One Soprano, “Three voices”

British Soprano Juliet Fraser Interprets Morton Feldman her way

BY JAN JEZIORO

On Thursday May 4 at 7:30pm British soprano Juliet Fraser will offer a solo vocal recital in Slee Hall on the UB Amherst Campus. Presented by The Robert & Carol Morris Center for 21st Century Music, the program will feature one work, American composer Morton Feldman’s late, vocal masterpiece “Three Voices”. The University at Buffalo has had a long identification with the music of Morton Feldman that was solidified by his appointment as the Slee Professor of Music in 1972 and his subsequent role as director of UB’s Center of the Creative and Performing Arts, and Feldman continued to make Buffalo his home until his death in 1987. In more recent decades, the music of Feldman, including some of the very lengthy works, based on minimal material, from the last period of his life, has gained stature, initially perhaps more in Europe, but now increasingly in our country.

Feldman’s 1982 work “Three Voices” uses two very slight fragments of text from the 1957 poem ‘Wind’ written by Frank O’Hara, an art critic by profession and a curator at the Museum of Modern Art. O’Hara had dedicated the poem to his friend Morton Feldman, and in 1962 the composer had written an earlier work, “The O’Hara Songs”, a piece that sets the full text of ‘Wind’ for bass-baritone and chamber group three times, once in each of its movements.

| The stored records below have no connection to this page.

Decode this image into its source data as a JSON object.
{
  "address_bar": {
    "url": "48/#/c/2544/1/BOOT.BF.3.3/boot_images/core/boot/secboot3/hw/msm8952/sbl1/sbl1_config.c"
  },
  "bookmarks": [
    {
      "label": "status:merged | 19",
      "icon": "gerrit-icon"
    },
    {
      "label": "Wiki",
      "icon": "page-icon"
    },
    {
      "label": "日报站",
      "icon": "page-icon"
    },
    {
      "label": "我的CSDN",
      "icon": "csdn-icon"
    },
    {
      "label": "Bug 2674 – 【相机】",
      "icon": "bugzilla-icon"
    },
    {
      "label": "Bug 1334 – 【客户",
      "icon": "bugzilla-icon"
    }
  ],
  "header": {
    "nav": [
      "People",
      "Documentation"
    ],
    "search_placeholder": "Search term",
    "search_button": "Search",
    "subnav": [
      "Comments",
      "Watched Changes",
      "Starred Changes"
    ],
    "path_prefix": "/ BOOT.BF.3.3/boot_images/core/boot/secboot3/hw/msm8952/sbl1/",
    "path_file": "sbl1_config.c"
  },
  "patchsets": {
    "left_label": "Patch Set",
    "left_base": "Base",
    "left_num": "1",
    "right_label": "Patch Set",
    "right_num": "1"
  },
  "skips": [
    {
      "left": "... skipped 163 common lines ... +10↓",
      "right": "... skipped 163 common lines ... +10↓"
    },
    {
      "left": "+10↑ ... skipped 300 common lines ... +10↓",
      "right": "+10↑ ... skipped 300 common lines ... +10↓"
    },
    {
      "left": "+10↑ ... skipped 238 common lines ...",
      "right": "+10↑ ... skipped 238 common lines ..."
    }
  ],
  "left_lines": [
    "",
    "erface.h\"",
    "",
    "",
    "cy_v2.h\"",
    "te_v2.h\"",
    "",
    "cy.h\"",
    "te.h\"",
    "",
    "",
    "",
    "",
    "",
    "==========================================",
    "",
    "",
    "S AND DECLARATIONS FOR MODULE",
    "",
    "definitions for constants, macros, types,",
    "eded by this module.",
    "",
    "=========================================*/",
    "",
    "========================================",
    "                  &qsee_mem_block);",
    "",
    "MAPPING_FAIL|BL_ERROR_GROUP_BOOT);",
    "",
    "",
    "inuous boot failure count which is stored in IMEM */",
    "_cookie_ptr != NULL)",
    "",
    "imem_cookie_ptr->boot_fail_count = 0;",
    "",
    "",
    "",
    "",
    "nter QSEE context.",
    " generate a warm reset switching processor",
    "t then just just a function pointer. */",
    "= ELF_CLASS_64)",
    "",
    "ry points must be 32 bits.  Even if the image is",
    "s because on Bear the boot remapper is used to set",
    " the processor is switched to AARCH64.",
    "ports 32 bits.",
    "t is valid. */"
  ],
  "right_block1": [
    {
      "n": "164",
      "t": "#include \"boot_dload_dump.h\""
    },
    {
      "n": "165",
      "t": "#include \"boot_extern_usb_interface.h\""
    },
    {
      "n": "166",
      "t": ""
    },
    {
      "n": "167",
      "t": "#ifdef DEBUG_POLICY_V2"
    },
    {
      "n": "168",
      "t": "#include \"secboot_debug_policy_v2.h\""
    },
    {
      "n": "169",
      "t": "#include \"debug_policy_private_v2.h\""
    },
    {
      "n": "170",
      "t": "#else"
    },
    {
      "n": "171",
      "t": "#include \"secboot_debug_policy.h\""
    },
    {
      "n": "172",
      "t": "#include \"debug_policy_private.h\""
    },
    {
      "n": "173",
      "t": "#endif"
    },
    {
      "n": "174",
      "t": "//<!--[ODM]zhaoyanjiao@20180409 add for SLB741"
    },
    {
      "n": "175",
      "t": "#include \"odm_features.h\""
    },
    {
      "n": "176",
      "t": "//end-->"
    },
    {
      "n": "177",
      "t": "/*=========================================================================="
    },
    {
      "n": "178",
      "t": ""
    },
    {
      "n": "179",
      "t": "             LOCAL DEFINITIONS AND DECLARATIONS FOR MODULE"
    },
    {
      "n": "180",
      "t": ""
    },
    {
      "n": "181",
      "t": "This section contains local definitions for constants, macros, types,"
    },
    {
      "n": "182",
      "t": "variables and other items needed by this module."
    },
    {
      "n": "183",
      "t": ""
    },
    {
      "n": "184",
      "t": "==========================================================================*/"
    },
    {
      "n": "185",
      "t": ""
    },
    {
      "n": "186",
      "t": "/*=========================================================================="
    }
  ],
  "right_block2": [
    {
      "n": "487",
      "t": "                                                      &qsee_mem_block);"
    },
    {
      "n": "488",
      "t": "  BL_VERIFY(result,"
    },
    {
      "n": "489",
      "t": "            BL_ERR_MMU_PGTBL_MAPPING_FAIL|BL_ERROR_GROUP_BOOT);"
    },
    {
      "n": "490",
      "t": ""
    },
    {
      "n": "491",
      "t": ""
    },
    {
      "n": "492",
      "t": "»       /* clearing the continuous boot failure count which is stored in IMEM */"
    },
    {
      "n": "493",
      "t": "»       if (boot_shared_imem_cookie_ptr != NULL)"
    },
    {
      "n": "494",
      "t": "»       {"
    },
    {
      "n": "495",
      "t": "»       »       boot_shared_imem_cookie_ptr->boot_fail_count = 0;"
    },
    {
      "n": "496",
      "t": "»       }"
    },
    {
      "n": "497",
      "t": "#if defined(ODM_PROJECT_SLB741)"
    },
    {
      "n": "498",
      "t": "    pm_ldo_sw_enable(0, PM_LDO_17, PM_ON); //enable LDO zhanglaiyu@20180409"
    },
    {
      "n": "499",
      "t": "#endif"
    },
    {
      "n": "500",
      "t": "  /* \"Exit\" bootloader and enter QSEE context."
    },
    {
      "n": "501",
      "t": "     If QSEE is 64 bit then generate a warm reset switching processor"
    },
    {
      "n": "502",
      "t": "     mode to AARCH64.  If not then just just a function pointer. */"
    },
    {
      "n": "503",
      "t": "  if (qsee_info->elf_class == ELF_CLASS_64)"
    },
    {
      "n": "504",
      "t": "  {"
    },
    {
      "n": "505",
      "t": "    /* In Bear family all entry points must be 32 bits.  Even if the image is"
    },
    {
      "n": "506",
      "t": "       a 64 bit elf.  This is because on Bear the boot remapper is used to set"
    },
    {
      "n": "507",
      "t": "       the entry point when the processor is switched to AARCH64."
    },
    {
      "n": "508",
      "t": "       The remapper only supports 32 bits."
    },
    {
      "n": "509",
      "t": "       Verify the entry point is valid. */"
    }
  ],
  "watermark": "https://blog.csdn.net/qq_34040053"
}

“Three Voices” is a very different kind of work, one that can last from 45 to 90 minutes, depending on the tempo that the singer chooses. The soprano soloist interacts with two pre-recorded synchronized versions of herself for an effect that creates a haunting aura through its three-part textures. The taped versions emanate from two loudspeakers that are placed visibly onstage on either side of the live performer. Most of the text is a form of vocalise consisting of sung open vowels, with no particular vowel specified in the score, and without semantic content, but with incrementally varied repetition. The fragments of the poem do not appear until about twenty minutes into the work, in this roughly 53-minute-long version.

While “Three Voices” is dedicated to the soprano Joan La Barbara, who made the now iconic first recording of the work, Feldman explained the elegiac nature of his piece in the linear notes to that recording. “One of my closest friends, the painter Philip Guston, had just died; Frank O’Hara had died several years before. I saw the piece with Joan in front and these two loudspeakers behind her. There is something kind of tombstoney about the look of loudspeakers. I thought of the piece as an exchange of the live voice with the dead ones–a mixture of the living and the dead”.

After first studying the oboe, soprano Juliet Fraser studied music at Cambridge University where she started singing in the chapel choir of Clare College; subsequently she sang with professional choirs such as Tenebrae, the Monteverdi Choir, The King’s Consort, and The Tallis Scholars. In contemporary music, she has performed with groups such as the London Sinfonietta and the BBC Scottish Symphony Orchestra, and is she is the principal soprano of EXAUDI, the acclaimed contemporary music vocal ensemble, which she founded in 2002 with composer/conductor James Weeks and with whom she makes regular appearances at major European festivals.

Juliet Fraser has recently recorded “Three Voices”, and just last week the classical music critic for The Guardian, England’s leading daily newspaper, reviewed that recording: “Each time they (the fragments of the poem) appear they seem like the last traces of a text that has otherwise eroded away. It’s a haunting effect, which Fraser’s mesmerizing performance, wonderfully controlled and paced, realizes perfectly. Like so many of Feldman’s scores, Three Voices has a unique, lingering beauty”.

Mindful of the work’s interpretive history, Juliet Fraser has this to say about her own performance choices: “I struck out on my own to create a version that exposes the intimacy and physicality I feel to be inherent in the music. In two specific areas have I deviated from precedent: I decided not to worry about singing with ‘almost no vibrato’ since my natural vibrato is hardly unwieldy and it seemed altogether wise to avoid the psychological knotting-up of performing such a demanding work with a clamp on; I have also taken a subtly liberal approach to the vowel, moving between ‘ah’, ‘aw’ and ‘oo’, partly as a nod to the natural vowel modification that takes place in different registers, but more because it felt justifiably Feldman-esque to exploit different timbral shadings, smudging somehow the otherwise sharp division between material sung to text and material sung to a vowel. The challenge of recording this piece is to avoid rendering the delicate tapestry either too cold, too clinical, or too gorgeous; to rest in the ambiguous space between beauty and evil, between the living and the dead. On every level, from the text of O’Hara’s poem to the demands of Feldman’s music, this is a work that is about the very human effort of wondering, reaching, grasping”.

Tickets: $15/10 seniors, students; free for UB students. Information: www.slee.buffalo.edu